A look at Jonathan Little’s WPT bustout poker hand



I recently played in the $25,500 World Poker Tour main event at the Bellagio, and I can honestly say I played the best four days of poker of my life. I made good folds, good calls and a few good bluffs. I wrote down every hand I played, which I’ll use as coaching material in the future. I busted in 20th place, while 18 people got paid. Going out basically on the bubble is never fun.

Michael Mizrachi, with 500K chips, raised to 27K from middle position at 6K-12K-2K blinds. I, with 400K, picked up A-K in the small blind. Antonio Esfandari was in the big blind with 180K. While I was looking at my cards, I looked to my left and saw Antonio perk up a little bit, which led me to believe he may go all-in if given the opportunity.

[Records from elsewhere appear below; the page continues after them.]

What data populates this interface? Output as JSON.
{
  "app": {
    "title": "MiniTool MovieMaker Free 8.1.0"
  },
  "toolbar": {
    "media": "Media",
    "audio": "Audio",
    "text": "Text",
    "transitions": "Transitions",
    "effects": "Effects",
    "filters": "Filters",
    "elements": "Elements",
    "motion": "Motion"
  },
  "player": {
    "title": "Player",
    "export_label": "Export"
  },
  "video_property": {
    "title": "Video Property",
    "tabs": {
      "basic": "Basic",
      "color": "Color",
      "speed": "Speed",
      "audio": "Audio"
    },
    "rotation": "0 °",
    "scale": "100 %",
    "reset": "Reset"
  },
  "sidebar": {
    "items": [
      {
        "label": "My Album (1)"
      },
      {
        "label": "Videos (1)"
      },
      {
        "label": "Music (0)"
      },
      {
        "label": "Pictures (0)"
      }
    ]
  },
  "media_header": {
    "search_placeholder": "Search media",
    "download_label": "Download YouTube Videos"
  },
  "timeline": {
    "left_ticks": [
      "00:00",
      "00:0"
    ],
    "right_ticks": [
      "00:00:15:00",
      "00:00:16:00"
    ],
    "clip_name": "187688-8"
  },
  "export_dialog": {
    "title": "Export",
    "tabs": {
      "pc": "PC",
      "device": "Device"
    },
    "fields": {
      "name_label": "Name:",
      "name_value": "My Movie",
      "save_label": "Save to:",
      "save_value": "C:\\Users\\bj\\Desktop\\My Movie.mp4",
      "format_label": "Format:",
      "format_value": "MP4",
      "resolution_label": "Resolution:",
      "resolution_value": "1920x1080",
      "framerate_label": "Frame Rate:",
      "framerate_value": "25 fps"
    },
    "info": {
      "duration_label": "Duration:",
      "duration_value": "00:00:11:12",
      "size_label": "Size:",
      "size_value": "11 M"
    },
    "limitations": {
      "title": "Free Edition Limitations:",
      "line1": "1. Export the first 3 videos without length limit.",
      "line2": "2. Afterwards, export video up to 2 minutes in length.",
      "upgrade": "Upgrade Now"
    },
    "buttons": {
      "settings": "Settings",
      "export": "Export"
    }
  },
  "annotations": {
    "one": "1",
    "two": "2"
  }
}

So, I decided to call, hoping Antonio would go all-in with whatever he had and I didn’t really mind what Michael did, as I had A-K, which would crush any range he would continue with. I was thrilled to see Antonio instantly go all-in as soon as my chips hit the felt.

I was equally happy to see Michael go all-in, which I thought was clearly an isolation play. I, of course, called. Michael had {q-Diamonds}{j-Diamonds} and Antonio had K-J. I had to fade a Q or a J to end up with a million chips, but a queen came to send me home.

When most players bust from a tournament, they usually try to figure out how they could’ve avoided the situation. I try to figure out if I could’ve gained more equity in the hand. Notice in this hand, if I reraised preflop, to say, 70K, Antonio would have almost certainly folded and Michael would’ve called.

I would then have to play a pot out of position against someone who tends to not fold whenever the flop is good for his perceived range or bad for my perceived range, which basically means he would almost certainly play back at me on any board that doesn’t have an ace, king or queen. This means I often will be winning small pots when I hit my ace or king and losing small pots whenever any other flop comes. That isn’t a good thing. I could also reraise large preflop, to something like 100K, but I think that’s a fishy play in general because it will force Michael to fold most hands that don’t have the correct equity to call. Whenever you have your opponent’s range crushed, you almost always want them in the hand. The last thing you want to do is drive them out of the pot when they have something such as A-J because they’re drawing thin. What this boils down to is I did the absolute best I could in this hand and that makes me happy.

I’m sure some of you are thinking, “But you risked going broke on the bubble.” While I did, notice I got all-in with 58 percent equity in a large pot, which certainly would’ve given me a great opportunity to make a really deep run in the tournament. Unless your stack is short, where getting in the money would be a huge success, playing like a super nit to get in the money is rarely a good play. In this event, 18th place paid $40K and first place paid $1.1 million. I would much rather give up a “guaranteed” $40K in exchange for a 1-in-15 shot at $1.1 million.

Sadly, most people can’t or haven’t done the math and believe min-cashing is the way to be profitable at poker. If you look at the players who cash regularly but rarely win, you’ll see they usually are break-even at best. To be a big winner in tournaments, you must put yourself in situations to get a lot of chips late in the tournament. This hand is a great example of how I do this on a regular basis. Sometimes, it just doesn’t work out.

— Jonathan Little is the Season 6 WPT Player of the Year and is a representative for Blue Shark Optics. If you want to learn to play a loose-aggressive style, which will constantly propel you to the top of the leaderboards, check out his poker training website at FloatTheTurn.com.

Ante Up Magazine

Ante Up Magazine